== Exercise description ==
Write the entries again exactly, with no line missing.
── Record excerpts ──
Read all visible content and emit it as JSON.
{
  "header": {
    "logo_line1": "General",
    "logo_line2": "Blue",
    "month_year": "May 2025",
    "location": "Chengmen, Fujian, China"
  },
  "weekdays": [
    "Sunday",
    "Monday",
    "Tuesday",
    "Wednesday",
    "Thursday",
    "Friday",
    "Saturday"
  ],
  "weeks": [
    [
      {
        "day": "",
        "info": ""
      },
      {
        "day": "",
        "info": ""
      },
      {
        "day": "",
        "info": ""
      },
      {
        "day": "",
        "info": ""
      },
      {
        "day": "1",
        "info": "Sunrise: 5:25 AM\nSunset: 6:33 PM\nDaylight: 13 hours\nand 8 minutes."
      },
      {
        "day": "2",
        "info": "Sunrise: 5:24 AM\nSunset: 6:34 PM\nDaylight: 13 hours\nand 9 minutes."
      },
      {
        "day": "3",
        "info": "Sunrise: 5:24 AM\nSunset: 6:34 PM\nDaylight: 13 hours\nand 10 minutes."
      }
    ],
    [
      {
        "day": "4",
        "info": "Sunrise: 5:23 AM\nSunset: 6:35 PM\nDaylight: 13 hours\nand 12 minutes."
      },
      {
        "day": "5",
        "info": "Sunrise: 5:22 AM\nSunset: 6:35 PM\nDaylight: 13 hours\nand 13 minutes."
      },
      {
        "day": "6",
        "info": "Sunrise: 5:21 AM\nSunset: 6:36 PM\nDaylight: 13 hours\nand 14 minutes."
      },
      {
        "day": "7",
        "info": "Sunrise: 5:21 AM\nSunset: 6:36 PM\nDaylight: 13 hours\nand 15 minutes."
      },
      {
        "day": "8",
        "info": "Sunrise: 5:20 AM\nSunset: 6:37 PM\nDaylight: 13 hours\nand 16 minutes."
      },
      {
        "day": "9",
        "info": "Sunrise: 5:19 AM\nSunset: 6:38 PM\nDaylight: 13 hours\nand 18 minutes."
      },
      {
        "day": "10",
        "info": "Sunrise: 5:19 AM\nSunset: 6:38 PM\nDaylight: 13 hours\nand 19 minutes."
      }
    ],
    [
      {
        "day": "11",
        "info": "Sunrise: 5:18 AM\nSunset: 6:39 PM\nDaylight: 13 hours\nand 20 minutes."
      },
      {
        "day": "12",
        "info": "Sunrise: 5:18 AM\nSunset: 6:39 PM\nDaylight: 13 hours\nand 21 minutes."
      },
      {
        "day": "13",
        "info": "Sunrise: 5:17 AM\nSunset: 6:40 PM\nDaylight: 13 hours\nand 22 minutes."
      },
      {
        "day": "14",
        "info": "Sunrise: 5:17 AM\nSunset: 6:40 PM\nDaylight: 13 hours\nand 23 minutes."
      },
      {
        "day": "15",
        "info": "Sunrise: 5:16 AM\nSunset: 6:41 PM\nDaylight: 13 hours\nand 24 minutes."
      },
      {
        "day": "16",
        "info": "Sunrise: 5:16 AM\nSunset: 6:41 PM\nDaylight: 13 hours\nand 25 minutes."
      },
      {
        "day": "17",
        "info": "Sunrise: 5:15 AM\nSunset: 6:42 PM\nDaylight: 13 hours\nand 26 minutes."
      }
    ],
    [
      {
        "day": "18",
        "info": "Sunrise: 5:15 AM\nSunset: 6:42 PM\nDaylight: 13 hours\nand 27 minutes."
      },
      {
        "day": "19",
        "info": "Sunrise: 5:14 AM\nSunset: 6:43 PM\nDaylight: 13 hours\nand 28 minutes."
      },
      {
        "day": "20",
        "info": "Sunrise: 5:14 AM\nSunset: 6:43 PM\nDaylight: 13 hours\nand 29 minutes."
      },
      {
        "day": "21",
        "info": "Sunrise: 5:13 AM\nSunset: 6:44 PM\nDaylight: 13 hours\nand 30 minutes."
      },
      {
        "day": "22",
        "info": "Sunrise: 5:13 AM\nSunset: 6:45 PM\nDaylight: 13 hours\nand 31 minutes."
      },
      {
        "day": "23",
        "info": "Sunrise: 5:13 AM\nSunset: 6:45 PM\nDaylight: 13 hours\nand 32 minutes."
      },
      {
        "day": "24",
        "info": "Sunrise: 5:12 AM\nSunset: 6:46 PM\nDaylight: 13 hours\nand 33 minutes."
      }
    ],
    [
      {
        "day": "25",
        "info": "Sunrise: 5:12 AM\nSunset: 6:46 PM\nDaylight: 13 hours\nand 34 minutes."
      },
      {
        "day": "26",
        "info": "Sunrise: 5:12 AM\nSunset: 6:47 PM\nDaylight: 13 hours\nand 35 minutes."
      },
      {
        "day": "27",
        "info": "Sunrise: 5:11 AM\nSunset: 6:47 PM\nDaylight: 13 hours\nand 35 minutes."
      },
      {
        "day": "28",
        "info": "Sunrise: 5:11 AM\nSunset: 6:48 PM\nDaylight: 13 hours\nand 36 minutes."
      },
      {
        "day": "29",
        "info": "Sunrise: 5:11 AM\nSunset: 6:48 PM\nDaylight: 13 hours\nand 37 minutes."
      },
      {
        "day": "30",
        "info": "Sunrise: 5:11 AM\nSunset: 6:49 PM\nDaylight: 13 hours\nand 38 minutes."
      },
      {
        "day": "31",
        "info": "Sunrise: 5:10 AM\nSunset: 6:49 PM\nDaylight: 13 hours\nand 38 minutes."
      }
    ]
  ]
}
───
== Response area ==
Read all visible content and emit it as JSON.
{
  "header": {
    "logo_line1": "General",
    "logo_line2": "Blue",
    "month_year": "May 2025",
    "location": "Chengmen, Fujian, China"
  },
  "weekdays": [
    "Sunday",
    "Monday",
    "Tuesday",
    "Wednesday",
    "Thursday",
    "Friday",
    "Saturday"
  ],
  "weeks": [
    [
      {
        "day": "",
        "info": ""
      },
      {
        "day": "",
        "info": ""
      },
      {
        "day": "",
        "info": ""
      },
      {
        "day": "",
        "info": ""
      },
      {
        "day": "1",
        "info": "Sunrise: 5:25 AM\nSunset: 6:33 PM\nDaylight: 13 hours\nand 8 minutes."
      },
      {
        "day": "2",
        "info": "Sunrise: 5:24 AM\nSunset: 6:34 PM\nDaylight: 13 hours\nand 9 minutes."
      },
      {
        "day": "3",
        "info": "Sunrise: 5:24 AM\nSunset: 6:34 PM\nDaylight: 13 hours\nand 10 minutes."
      }
    ],
    [
      {
        "day": "4",
        "info": "Sunrise: 5:23 AM\nSunset: 6:35 PM\nDaylight: 13 hours\nand 12 minutes."
      },
      {
        "day": "5",
        "info": "Sunrise: 5:22 AM\nSunset: 6:35 PM\nDaylight: 13 hours\nand 13 minutes."
      },
      {
        "day": "6",
        "info": "Sunrise: 5:21 AM\nSunset: 6:36 PM\nDaylight: 13 hours\nand 14 minutes."
      },
      {
        "day": "7",
        "info": "Sunrise: 5:21 AM\nSunset: 6:36 PM\nDaylight: 13 hours\nand 15 minutes."
      },
      {
        "day": "8",
        "info": "Sunrise: 5:20 AM\nSunset: 6:37 PM\nDaylight: 13 hours\nand 16 minutes."
      },
      {
        "day": "9",
        "info": "Sunrise: 5:19 AM\nSunset: 6:38 PM\nDaylight: 13 hours\nand 18 minutes."
      },
      {
        "day": "10",
        "info": "Sunrise: 5:19 AM\nSunset: 6:38 PM\nDaylight: 13 hours\nand 19 minutes."
      }
    ],
    [
      {
        "day": "11",
        "info": "Sunrise: 5:18 AM\nSunset: 6:39 PM\nDaylight: 13 hours\nand 20 minutes."
      },
      {
        "day": "12",
        "info": "Sunrise: 5:18 AM\nSunset: 6:39 PM\nDaylight: 13 hours\nand 21 minutes."
      },
      {
        "day": "13",
        "info": "Sunrise: 5:17 AM\nSunset: 6:40 PM\nDaylight: 13 hours\nand 22 minutes."
      },
      {
        "day": "14",
        "info": "Sunrise: 5:17 AM\nSunset: 6:40 PM\nDaylight: 13 hours\nand 23 minutes."
      },
      {
        "day": "15",
        "info": "Sunrise: 5:16 AM\nSunset: 6:41 PM\nDaylight: 13 hours\nand 24 minutes."
      },
      {
        "day": "16",
        "info": "Sunrise: 5:16 AM\nSunset: 6:41 PM\nDaylight: 13 hours\nand 25 minutes."
      },
      {
        "day": "17",
        "info": "Sunrise: 5:15 AM\nSunset: 6:42 PM\nDaylight: 13 hours\nand 26 minutes."
      }
    ],
    [
      {
        "day": "18",
        "info": "Sunrise: 5:15 AM\nSunset: 6:42 PM\nDaylight: 13 hours\nand 27 minutes."
      },
      {
        "day": "19",
        "info": "Sunrise: 5:14 AM\nSunset: 6:43 PM\nDaylight: 13 hours\nand 28 minutes."
      },
      {
        "day": "20",
        "info": "Sunrise: 5:14 AM\nSunset: 6:43 PM\nDaylight: 13 hours\nand 29 minutes."
      },
      {
        "day": "21",
        "info": "Sunrise: 5:13 AM\nSunset: 6:44 PM\nDaylight: 13 hours\nand 30 minutes."
      },
      {
        "day": "22",
        "info": "Sunrise: 5:13 AM\nSunset: 6:45 PM\nDaylight: 13 hours\nand 31 minutes."
      },
      {
        "day": "23",
        "info": "Sunrise: 5:13 AM\nSunset: 6:45 PM\nDaylight: 13 hours\nand 32 minutes."
      },
      {
        "day": "24",
        "info": "Sunrise: 5:12 AM\nSunset: 6:46 PM\nDaylight: 13 hours\nand 33 minutes."
      }
    ],
    [
      {
        "day": "25",
        "info": "Sunrise: 5:12 AM\nSunset: 6:46 PM\nDaylight: 13 hours\nand 34 minutes."
      },
      {
        "day": "26",
        "info": "Sunrise: 5:12 AM\nSunset: 6:47 PM\nDaylight: 13 hours\nand 35 minutes."
      },
      {
        "day": "27",
        "info": "Sunrise: 5:11 AM\nSunset: 6:47 PM\nDaylight: 13 hours\nand 35 minutes."
      },
      {
        "day": "28",
        "info": "Sunrise: 5:11 AM\nSunset: 6:48 PM\nDaylight: 13 hours\nand 36 minutes."
      },
      {
        "day": "29",
        "info": "Sunrise: 5:11 AM\nSunset: 6:48 PM\nDaylight: 13 hours\nand 37 minutes."
      },
      {
        "day": "30",
        "info": "Sunrise: 5:11 AM\nSunset: 6:49 PM\nDaylight: 13 hours\nand 38 minutes."
      },
      {
        "day": "31",
        "info": "Sunrise: 5:10 AM\nSunset: 6:49 PM\nDaylight: 13 hours\nand 38 minutes."
      }
    ]
  ]
}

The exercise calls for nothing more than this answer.